- Marianne Williamson, 1992, "A Return To Love"

Karen L. Simpson said...

The only reason my first article was published was because my beloved sister told me that if I didn't send it in she would steal the file off my computer and send it the magazine. I was so scared that nobody wanted my writing I almost fainted when I got the acceptance letter.

My writing group still laughs at how when I first joined they saw me hiding behind the bookshelves in the bookstore and listening until I finally got up enough courage to sit on the outside of the group. I sat at the back for two weeks until a man who is now a good friend told me that I had to bring something to read the next time or I couldn't stay. He was kidding but I didn't know that. I panic and brought a poem. I read it to the group in a voice so soft every one had to lean in to hear me and when I finished I was shaking so bad they thought I was sick.

I was scared but it was one of the best things I ever did. Because of the group I have finished my novel. Because of the joke my now good friend played on me I'm living my dream.

Feel the fear and do it anyway!

However, even now my sister still has to get on me about sending out my query letters for the novel.

Carleen Brice said...

Lafreya, Good for you for finishing your novel! And good for your siser for making you send it out there!

Jamey said...

fear is something that i need to write. if i am afraid, i know that what i'm writing is important to me, that i'm on the right track. i get terrified that no one will like it. i get even more terrified when someone tells me they love something. it is fine to be afraid. the trick is to just do it anyway. i try not to think "i'm writing a novel". instead ,i say to myself, "i'm doing my 1000 words" or "i'm going to do a few hours of revision", so that it feels more like doing the dishes instead of trying to create LITERATURE. it's a muse responds to tricks and bribes.

a young writer once asked a mentor of mine, arthur flowers, what she should do if she got discouraged. he didn't skip a beat and said, "Quit. this isn't for the faint of heart.if you can do something else then do that." i thought that was incredibly harsh at the time, but now i understand. i needed to be more scared that my stories wouldn't get told than scared to tell them.

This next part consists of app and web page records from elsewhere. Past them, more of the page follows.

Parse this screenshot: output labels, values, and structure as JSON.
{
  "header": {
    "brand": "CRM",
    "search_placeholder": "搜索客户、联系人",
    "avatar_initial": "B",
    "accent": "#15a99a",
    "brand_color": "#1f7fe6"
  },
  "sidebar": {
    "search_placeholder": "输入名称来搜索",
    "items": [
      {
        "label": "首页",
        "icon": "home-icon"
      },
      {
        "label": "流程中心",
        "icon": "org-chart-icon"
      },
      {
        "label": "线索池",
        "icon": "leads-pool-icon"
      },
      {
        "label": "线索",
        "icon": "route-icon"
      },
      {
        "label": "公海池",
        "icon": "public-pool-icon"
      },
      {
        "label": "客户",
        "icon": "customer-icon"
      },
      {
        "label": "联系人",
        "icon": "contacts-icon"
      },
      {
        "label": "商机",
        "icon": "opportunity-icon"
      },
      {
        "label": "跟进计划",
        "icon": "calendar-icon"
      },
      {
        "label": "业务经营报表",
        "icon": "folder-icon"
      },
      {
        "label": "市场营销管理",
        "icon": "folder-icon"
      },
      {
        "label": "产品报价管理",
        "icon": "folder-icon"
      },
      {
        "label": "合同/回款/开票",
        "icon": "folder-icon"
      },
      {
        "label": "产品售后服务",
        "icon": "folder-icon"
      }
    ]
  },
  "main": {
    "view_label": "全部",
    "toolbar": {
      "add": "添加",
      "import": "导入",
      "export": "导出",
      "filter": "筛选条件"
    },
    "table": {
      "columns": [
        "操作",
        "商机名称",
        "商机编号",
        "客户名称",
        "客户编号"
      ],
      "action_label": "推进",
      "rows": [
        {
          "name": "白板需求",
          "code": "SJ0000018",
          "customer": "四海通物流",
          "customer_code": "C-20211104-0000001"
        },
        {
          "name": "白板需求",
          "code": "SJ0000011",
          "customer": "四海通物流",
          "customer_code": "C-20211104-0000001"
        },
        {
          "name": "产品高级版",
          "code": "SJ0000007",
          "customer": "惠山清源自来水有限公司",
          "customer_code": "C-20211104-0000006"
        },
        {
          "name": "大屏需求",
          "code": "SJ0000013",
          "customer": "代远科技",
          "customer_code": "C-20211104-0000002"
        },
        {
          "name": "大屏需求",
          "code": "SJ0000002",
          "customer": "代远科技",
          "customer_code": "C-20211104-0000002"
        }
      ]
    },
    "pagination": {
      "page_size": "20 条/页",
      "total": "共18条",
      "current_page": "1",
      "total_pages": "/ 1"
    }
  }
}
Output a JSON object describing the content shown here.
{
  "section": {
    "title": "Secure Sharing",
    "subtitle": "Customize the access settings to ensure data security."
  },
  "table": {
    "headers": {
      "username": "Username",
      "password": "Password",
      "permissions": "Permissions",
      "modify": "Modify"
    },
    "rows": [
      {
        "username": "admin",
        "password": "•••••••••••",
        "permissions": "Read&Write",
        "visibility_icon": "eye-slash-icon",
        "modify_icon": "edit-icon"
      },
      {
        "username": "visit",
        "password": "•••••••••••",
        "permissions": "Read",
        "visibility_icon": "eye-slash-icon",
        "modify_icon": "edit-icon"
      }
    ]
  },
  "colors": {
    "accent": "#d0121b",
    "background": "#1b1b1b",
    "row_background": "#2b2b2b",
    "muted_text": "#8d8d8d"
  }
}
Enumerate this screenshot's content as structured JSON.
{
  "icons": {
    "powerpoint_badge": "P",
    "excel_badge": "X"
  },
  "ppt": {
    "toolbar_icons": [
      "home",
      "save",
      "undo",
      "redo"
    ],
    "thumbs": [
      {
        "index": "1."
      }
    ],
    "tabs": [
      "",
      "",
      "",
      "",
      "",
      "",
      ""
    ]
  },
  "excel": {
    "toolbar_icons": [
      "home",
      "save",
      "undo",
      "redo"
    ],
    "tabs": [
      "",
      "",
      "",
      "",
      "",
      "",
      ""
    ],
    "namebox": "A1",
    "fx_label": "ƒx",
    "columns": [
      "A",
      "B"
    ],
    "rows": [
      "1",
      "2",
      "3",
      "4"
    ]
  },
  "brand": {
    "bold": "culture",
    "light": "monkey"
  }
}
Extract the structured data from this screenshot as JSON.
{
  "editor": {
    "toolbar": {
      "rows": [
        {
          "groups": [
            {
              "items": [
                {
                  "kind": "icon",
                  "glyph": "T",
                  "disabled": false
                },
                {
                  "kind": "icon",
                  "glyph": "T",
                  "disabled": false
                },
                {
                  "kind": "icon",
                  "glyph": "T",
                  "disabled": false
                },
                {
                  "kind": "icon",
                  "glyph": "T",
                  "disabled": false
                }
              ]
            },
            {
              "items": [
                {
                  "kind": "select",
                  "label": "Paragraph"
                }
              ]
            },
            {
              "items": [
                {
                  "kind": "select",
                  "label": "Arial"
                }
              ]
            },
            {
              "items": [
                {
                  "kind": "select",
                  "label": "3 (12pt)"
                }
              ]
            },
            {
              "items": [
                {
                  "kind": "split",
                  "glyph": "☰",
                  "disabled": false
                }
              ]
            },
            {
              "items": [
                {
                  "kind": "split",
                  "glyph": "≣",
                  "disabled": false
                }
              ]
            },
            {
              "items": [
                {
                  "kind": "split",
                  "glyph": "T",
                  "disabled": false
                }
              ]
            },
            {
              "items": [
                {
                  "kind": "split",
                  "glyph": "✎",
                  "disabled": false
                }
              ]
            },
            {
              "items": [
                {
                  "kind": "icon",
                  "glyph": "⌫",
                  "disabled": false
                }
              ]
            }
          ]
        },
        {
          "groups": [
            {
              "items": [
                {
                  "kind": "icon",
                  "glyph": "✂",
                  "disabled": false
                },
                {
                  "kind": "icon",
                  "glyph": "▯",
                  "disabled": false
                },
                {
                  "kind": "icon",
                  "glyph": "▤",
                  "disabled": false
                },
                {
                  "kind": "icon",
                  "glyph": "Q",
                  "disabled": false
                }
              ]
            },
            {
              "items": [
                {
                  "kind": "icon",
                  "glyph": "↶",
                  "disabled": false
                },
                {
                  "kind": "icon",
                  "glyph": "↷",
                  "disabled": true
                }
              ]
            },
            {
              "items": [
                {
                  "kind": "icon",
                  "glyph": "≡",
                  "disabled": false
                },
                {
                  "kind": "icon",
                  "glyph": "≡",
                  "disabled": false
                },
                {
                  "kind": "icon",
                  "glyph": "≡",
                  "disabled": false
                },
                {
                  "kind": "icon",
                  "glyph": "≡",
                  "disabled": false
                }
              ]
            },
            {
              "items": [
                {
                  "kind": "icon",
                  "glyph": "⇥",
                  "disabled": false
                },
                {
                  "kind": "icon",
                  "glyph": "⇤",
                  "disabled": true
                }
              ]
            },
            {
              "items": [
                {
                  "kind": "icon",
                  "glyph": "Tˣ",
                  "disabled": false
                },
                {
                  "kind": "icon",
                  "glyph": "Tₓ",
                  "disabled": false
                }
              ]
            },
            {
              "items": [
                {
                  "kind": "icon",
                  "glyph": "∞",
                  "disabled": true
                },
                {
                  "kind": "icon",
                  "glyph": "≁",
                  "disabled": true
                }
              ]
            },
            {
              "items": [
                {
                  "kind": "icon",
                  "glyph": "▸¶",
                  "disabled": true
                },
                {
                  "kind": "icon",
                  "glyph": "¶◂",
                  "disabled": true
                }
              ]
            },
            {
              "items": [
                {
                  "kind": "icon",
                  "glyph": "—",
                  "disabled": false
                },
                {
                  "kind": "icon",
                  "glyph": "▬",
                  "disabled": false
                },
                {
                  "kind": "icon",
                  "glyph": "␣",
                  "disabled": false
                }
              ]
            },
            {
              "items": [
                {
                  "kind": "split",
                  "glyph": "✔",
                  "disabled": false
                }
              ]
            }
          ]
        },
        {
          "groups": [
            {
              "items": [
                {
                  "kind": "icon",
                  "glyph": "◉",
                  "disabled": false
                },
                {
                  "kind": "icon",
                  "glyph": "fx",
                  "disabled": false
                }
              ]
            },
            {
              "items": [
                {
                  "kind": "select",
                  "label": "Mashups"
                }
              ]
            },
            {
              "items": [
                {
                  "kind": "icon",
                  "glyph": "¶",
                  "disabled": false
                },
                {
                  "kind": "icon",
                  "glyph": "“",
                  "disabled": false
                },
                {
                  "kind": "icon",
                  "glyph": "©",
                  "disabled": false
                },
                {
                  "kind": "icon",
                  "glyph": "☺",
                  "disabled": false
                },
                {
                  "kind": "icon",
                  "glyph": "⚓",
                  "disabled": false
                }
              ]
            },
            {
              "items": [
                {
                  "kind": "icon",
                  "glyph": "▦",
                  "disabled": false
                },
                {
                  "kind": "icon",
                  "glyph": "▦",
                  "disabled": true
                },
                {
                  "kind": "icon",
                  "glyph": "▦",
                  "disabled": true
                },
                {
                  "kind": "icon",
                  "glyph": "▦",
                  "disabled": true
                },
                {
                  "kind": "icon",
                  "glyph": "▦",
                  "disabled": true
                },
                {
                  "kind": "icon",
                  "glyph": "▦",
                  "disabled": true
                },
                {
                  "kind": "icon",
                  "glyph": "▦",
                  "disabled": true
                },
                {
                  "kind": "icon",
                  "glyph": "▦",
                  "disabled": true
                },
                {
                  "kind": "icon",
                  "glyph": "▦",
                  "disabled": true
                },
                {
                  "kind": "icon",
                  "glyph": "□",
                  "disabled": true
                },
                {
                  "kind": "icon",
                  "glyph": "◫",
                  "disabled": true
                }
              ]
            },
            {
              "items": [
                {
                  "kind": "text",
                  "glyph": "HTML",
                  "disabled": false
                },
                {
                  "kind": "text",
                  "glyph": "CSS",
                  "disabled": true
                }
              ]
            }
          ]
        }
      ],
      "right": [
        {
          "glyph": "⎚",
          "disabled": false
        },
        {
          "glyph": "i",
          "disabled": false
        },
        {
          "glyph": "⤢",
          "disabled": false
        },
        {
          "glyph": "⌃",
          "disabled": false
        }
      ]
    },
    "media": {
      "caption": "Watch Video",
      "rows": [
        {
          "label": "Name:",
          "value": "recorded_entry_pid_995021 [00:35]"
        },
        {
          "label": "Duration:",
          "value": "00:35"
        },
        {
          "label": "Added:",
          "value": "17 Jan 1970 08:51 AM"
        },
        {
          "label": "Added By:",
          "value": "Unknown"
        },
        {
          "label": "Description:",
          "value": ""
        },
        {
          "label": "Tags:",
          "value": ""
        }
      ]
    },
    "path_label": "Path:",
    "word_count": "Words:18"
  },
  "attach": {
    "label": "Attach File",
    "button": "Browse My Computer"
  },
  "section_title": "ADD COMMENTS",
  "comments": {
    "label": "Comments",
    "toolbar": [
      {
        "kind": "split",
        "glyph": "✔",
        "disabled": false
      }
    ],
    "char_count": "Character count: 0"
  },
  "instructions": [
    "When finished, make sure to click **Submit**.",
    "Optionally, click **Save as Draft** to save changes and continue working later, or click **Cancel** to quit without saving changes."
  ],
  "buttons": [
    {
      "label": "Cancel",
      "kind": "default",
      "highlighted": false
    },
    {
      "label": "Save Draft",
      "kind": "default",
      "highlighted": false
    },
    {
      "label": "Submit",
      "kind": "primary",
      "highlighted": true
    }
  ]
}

American Muslima Writer said...

It's amazing you post this coment NOW. I was just lamenting in my "other" blog to my old friends how scared I was to write and be published though I love writing. They all told me to be confident because they believed in me and since then I've started a writing blog (like I see you professionals doing). It's really helped me to feel more confident that I can speak my mind and deal with the comments.
One problem of getting involved with community for me is being in Middle East AND not having the money to join clubs or workshops but I still plod along writing whenever my kids let me and I think I'll worry about the publishing and business aspect after i've written more. I thank all those that have replied so far it really gave me courage that you professionals (and unpublished) are scared too! I saw these savy websites and was like I can't be like that but it's jsut about doing it. Now I have a website (though not very visited lol) but it's there and I accomplished something! So congrats to all of us who nto only admit our fear but try to conquor it!!!

Carleen Brice said...

Jamey, There's a solution: put your fear to work FOR you instead of against you. Love it!

American Muslima Writer, It was my hope that this blog and this post would encourage nonpublished writers by letting them know that we who have "made it" still have the same issues.

Sustenance Scout said...

As do those of us in the middle, Carleen; those of us who aren't beginners but who've yet to turn writing into a viable career. There's so much to fear, yet so much to reap from facing those fears, even if it's just meeting with book club folks who've read your book and are excited to talk with you about it. It's all so worth it! K.

Sustenance Scout said...

One other note, Carleen. After reading Amy's encouraging Be Bold post at TWG and now staring down a difficult story in the works, I'm reminded of the fear inherent in writing about personal, painful subjects. Deep breath, keep typing. K.

Carleen Brice said...

Karen, Good advice for all of us: "deep breath, keep typing."